**Activity:**
For each line below that contains the word "Ônibus", return that line.

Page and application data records
################

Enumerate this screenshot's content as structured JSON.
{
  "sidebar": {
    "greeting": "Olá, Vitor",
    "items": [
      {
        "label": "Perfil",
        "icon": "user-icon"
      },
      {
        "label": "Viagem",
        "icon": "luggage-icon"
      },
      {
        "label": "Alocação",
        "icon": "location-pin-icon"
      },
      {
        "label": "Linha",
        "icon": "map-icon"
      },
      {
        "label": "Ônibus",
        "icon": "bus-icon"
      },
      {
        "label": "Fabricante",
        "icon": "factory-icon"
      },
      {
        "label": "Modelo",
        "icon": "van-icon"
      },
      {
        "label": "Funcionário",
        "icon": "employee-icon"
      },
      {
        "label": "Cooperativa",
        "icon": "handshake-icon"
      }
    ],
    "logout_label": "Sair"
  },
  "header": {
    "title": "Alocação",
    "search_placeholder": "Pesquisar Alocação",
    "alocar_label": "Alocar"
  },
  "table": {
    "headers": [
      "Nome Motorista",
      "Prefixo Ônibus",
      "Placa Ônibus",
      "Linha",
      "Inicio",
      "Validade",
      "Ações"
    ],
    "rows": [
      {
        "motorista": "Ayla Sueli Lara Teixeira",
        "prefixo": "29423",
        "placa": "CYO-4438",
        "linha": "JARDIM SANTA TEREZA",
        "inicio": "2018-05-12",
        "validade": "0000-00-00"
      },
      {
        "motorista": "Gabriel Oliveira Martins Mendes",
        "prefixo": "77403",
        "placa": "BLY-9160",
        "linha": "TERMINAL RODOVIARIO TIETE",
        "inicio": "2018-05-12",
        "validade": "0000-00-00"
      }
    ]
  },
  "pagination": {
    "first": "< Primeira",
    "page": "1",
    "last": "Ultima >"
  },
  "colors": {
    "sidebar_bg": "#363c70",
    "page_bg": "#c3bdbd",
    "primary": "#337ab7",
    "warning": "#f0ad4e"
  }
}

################

**Exercise output:**
        "label": "Ônibus",
      "Prefixo Ônibus",
      "Placa Ônibus",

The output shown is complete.